Finally, we need to register our component to the DOM with the define(). We need to make sure we define the name of our custom element with at least one dash in the name, in order to prevent collision with native elements that have no dashes in the name. Here is an example:

Jiayi continues his talk showing us an implementation of a custom element with React. You can find the code on Codepen.

Life-cycle Methods

We already covered a couple of life-cycle methods in the previous example.

Beside connectedCallback() and disconnectedCallback() there are other life-cycle hooks we can use.

  • connectedCallback: is called when our element is added to the document DOM.
  • disconnectedCallback: is executed when our element is removed from the DOM. You can add some logic to remove listeners or do something else such as disconnecting from Web Sockets.
  • adoptedCallback: is called when you move the element to a new document.
  • attributeChangedCallback: this is useful whenever attributes of our element have changed.

HyperHTML and HyperHTMLElement

HyperHTML is a very small library (4kB) made by Andrea Giammarchi. To get started, all you will need to know is HTML and, of course, a good knowledge of JavaScript.

HyperHTML is a DOM & ECMAScript standard compliant, zero-dependency, fully cross-platform library suitable for declarative and reactive Web Applications.

The core features are built on top of Template Literals, they allow us to embed an expression in a string and we can use multi-line strings and interpolation. They were called “template strings” in previous edition of ES6 specifications.

You can try this snippet of code inside Stackblitz, but remember to import the hyperHTML dependencies:
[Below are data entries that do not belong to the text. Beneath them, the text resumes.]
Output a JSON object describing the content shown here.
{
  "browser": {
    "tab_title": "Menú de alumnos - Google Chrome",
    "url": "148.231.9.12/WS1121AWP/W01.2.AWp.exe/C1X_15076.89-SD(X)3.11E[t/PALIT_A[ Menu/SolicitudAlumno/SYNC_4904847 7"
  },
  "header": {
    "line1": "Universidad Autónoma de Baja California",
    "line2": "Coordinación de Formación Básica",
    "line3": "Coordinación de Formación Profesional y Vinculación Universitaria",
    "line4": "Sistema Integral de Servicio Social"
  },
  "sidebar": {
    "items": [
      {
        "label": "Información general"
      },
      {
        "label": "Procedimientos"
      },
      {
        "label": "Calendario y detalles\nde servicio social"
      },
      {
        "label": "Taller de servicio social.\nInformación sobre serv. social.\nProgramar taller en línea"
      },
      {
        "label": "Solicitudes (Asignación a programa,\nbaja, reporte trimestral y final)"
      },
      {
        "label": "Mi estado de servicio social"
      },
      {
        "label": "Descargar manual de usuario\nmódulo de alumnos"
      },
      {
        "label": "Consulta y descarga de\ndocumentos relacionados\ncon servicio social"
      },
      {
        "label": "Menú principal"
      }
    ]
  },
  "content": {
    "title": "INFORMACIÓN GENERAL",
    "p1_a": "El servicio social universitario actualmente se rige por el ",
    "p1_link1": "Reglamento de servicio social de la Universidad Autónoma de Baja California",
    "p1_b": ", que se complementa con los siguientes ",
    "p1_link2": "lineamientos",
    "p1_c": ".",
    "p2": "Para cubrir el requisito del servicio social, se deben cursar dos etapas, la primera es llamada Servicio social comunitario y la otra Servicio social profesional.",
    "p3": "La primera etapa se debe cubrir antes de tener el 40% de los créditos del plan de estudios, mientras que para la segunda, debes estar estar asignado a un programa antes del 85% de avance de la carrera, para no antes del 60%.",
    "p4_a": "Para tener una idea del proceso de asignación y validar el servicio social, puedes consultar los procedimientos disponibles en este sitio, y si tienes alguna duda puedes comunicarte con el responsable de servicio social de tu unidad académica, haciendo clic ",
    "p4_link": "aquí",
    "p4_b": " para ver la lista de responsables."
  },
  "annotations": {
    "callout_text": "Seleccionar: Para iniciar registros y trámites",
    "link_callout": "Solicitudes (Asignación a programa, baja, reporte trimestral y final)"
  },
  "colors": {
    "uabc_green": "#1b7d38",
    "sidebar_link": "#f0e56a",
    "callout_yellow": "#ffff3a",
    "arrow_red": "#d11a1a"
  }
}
The bind function declares the layout inside an existing DOM element. It renders the template inside a DOM element. It returns a function that helps us to mounts the nodes inside the binded element the first time, whereas successive changes in the interpolated values will update only the modified nodes.

HyperHTMLElement is based on top of hyperHTML and it’s part of its ecosystem. It helps to define our Custom Elements by leveraging hyperHTML as a template engine instead of imperative vanilla JS.

Template literals are enclosed by the back-tick (` `) character instead of double or single quotes; they can contain placeholders. The dollar sign and curly braces (${expression}) indicate the presence of a placeholder. You can find a quick example below:

contain a list of static chunks between interpolations: [‘1’,’ 3’]. The second argument is a rest operators argument that will contain the dynamic interpolated values: [‘2’,’4’].

HyperHTML uses the Levenshtein distance algorithm to update the internal list of items or nodes. Thanks to this, we have an efficient “updating DOM” algorithm because it needs the smallest amount of DOM operations to update to the latest template.

Finally, ViperHTML is another library from Andrea Giammarchi where we can write Web Components for “Server Side Rendering”.

In conclusion, there are many interests around Web Component. Companies such as Google, Tencent and GitHub are going to use the new Web API standard for some of our projects. Of course, Web Component will not replace our mode to write an application and you can happily continue to use Angular or other frameworks.

Standards are the best way, if not the only one, to move the Web forward (by Andrea Giammarchi). Happy hacking!